A couple of extracts from Prymface’s report in the Telegraph.
Nearly 100 people gathered on Central Park in East Ham the other week. They then proceeded to walk through the streets with banners and placards and drums and microphones. Men and women, young and old, black and white, were marching together in solidarity. No police were needed. No trouble was caused. But their presence was definitely known. The march was led by Focus E15 Mothers, a group of young single mums, who lived in the Foyer, the UK’s largest hostel for homeless young people in London, until the Government cuts for their support forced their eviction. Last year they were served with notices to quit by the East Thames Housing Association.
They were referred to Newham council and were told look for private rented accommodation in Manchester, Hastings and Birmingham, miles away from the support they had in their local area and from where they were bringing their children up. This was after they were told to scour Newham and London – but due to the shortage of affordable accommodation in the capital, they were advised they “may have to look outside of the capital”.
Young mums are often accused of having a baby to “get a house” and so there is an unspoken concern that if vulnerable mothers were actually provided with affordable stable housing then teenage pregnancy rates would go through the roof. But we need to start looking beyond myths and stereotypes.
Girls don’t get pregnant on their own. It takes two to tango. Many have suffered abuse and violence. For lots of these women, being a mum is a chance to turn their lives around, take control and to focus on their future.
But if all they face are barriers, and if all their aspirations are ignored then how can we call ourselves a civilised society?

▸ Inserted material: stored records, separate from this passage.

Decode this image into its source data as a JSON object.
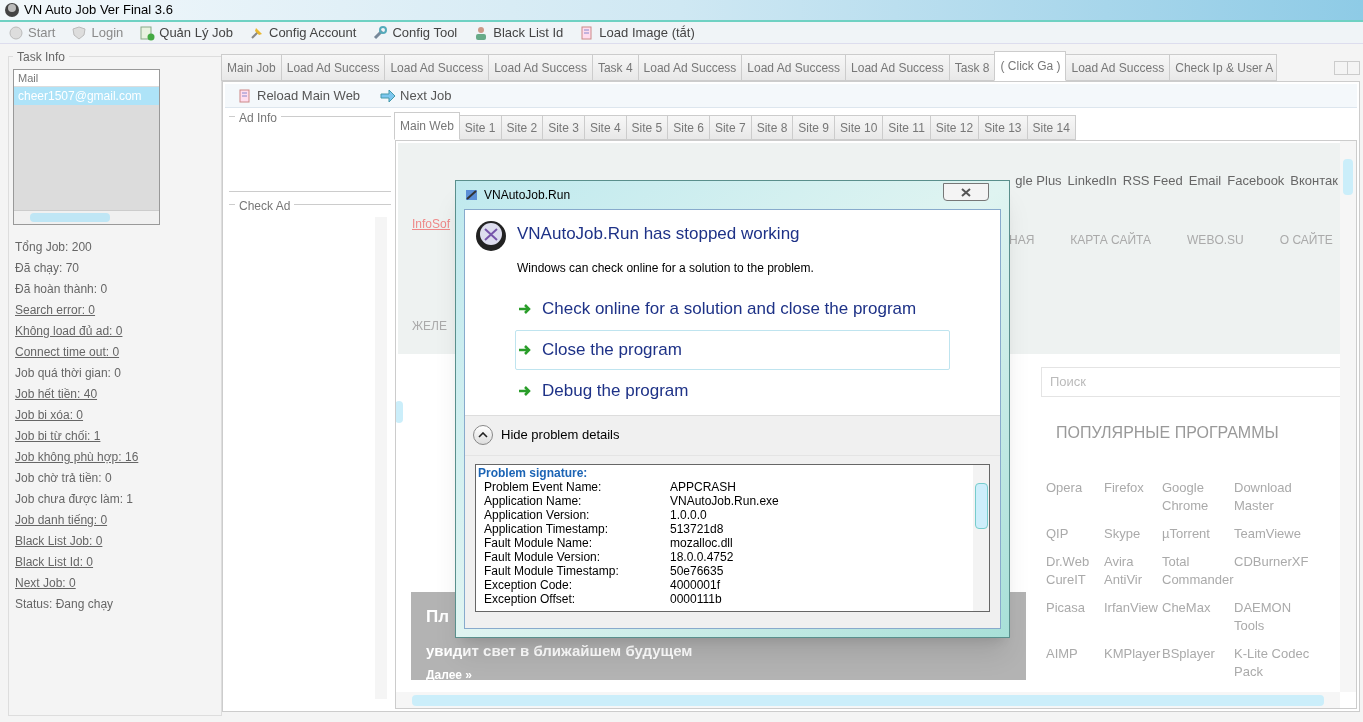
{
  "window": {
    "title": "VN Auto Job Ver Final 3.6"
  },
  "toolbar": [
    {
      "label": "Start",
      "disabled": true
    },
    {
      "label": "Login",
      "disabled": true
    },
    {
      "label": "Quản Lý Job",
      "disabled": false
    },
    {
      "label": "Config Account",
      "disabled": false
    },
    {
      "label": "Config Tool",
      "disabled": false
    },
    {
      "label": "Black List Id",
      "disabled": false
    },
    {
      "label": "Load Image (tắt)",
      "disabled": false
    }
  ],
  "task_info": {
    "title": "Task Info",
    "list_header": "Mail",
    "items": [
      {
        "label": "cheer1507@gmail.com",
        "selected": true
      }
    ],
    "stats": [
      {
        "text": "Tổng Job: 200",
        "link": false
      },
      {
        "text": "Đã chạy: 70",
        "link": false
      },
      {
        "text": "Đã hoàn thành: 0",
        "link": false
      },
      {
        "text": "Search error: 0",
        "link": true
      },
      {
        "text": "Không load đủ ad: 0",
        "link": true
      },
      {
        "text": "Connect time out: 0",
        "link": true
      },
      {
        "text": "Job quá thời gian: 0",
        "link": false
      },
      {
        "text": "Job hết tiền: 40",
        "link": true
      },
      {
        "text": "Job bi xóa: 0",
        "link": true
      },
      {
        "text": "Job bi từ chối: 1",
        "link": true
      },
      {
        "text": "Job không phù hợp: 16",
        "link": true
      },
      {
        "text": "Job chờ trả tiền: 0",
        "link": false
      },
      {
        "text": "Job chưa được làm: 1",
        "link": false
      },
      {
        "text": "Job danh tiếng: 0",
        "link": true
      },
      {
        "text": "Black List Job: 0",
        "link": true
      },
      {
        "text": "Black List Id: 0",
        "link": true
      },
      {
        "text": "Next Job: 0",
        "link": true
      },
      {
        "text": "Status: Đang chạy",
        "link": false
      }
    ]
  },
  "tabs": [
    {
      "label": "Main Job",
      "selected": false
    },
    {
      "label": "Load Ad Success",
      "selected": false
    },
    {
      "label": "Load Ad Success",
      "selected": false
    },
    {
      "label": "Load Ad Success",
      "selected": false
    },
    {
      "label": "Task 4",
      "selected": false
    },
    {
      "label": "Load Ad Success",
      "selected": false
    },
    {
      "label": "Load Ad Success",
      "selected": false
    },
    {
      "label": "Load Ad Success",
      "selected": false
    },
    {
      "label": "Task 8",
      "selected": false
    },
    {
      "label": "( Click Ga )",
      "selected": true
    },
    {
      "label": "Load Ad Success",
      "selected": false
    },
    {
      "label": "Check Ip & User A",
      "selected": false
    }
  ],
  "tab_toolbar": [
    "Reload Main Web",
    "Next Job"
  ],
  "ad_info": {
    "title": "Ad Info"
  },
  "check_ad": {
    "title": "Check Ad"
  },
  "site_tabs": [
    {
      "label": "Main Web",
      "selected": true
    },
    {
      "label": "Site 1",
      "selected": false
    },
    {
      "label": "Site 2",
      "selected": false
    },
    {
      "label": "Site 3",
      "selected": false
    },
    {
      "label": "Site 4",
      "selected": false
    },
    {
      "label": "Site 5",
      "selected": false
    },
    {
      "label": "Site 6",
      "selected": false
    },
    {
      "label": "Site 7",
      "selected": false
    },
    {
      "label": "Site 8",
      "selected": false
    },
    {
      "label": "Site 9",
      "selected": false
    },
    {
      "label": "Site 10",
      "selected": false
    },
    {
      "label": "Site 11",
      "selected": false
    },
    {
      "label": "Site 12",
      "selected": false
    },
    {
      "label": "Site 13",
      "selected": false
    },
    {
      "label": "Site 14",
      "selected": false
    }
  ],
  "web": {
    "social_links": [
      "gle Plus",
      "LinkedIn",
      "RSS Feed",
      "Email",
      "Facebook",
      "Вконтак"
    ],
    "logo_link": "InfoSof",
    "nav": [
      "НАЯ",
      "КАРТА САЙТА",
      "WEBO.SU",
      "О САЙТЕ"
    ],
    "menu_item": "ЖЕЛЕ",
    "search": {
      "placeholder": "Поиск"
    },
    "popular_title": "ПОПУЛЯРНЫЕ ПРОГРАММЫ",
    "programs": [
      "Opera",
      "Firefox",
      "Google Chrome",
      "Download Master",
      "QIP",
      "Skype",
      "µTorrent",
      "TeamViewe",
      "Dr.Web CureIT",
      "Avira AntiVir",
      "Total Commander",
      "CDBurnerXF",
      "Picasa",
      "IrfanView",
      "CheMax",
      "DAEMON Tools",
      "AIMP",
      "KMPlayer",
      "BSplayer",
      "K-Lite Codec Pack"
    ],
    "banner": {
      "title": "Пл",
      "subtitle": "увидит свет в ближайшем будущем",
      "link": "Далее »"
    }
  },
  "dialog": {
    "title": "VNAutoJob.Run",
    "heading": "VNAutoJob.Run has stopped working",
    "message": "Windows can check online for a solution to the problem.",
    "options": [
      {
        "label": "Check online for a solution and close the program",
        "selected": false
      },
      {
        "label": "Close the program",
        "selected": true
      },
      {
        "label": "Debug the program",
        "selected": false
      }
    ],
    "details_toggle": "Hide problem details",
    "details_title": "Problem signature:",
    "details": [
      {
        "key": "Problem Event Name:",
        "value": "APPCRASH"
      },
      {
        "key": "Application Name:",
        "value": "VNAutoJob.Run.exe"
      },
      {
        "key": "Application Version:",
        "value": "1.0.0.0"
      },
      {
        "key": "Application Timestamp:",
        "value": "513721d8"
      },
      {
        "key": "Fault Module Name:",
        "value": "mozalloc.dll"
      },
      {
        "key": "Fault Module Version:",
        "value": "18.0.0.4752"
      },
      {
        "key": "Fault Module Timestamp:",
        "value": "50e76635"
      },
      {
        "key": "Exception Code:",
        "value": "4000001f"
      },
      {
        "key": "Exception Offset:",
        "value": "0000111b"
      }
    ]
  }
}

Many of the Focus E15 Mothers were vulnerable, but living in their hostel had started local college courses, built support networks and most importantly, their children were all settled in schools. These want a better future for their family. And that is why they are fighting back, asking for social housing in the area where they and their children feel safe and settled. They started campaigning nearly a year ago and will continue until someone listens. Stable and secure housing should be a basic universal right, just like healthcare, not a luxury for the privileged few.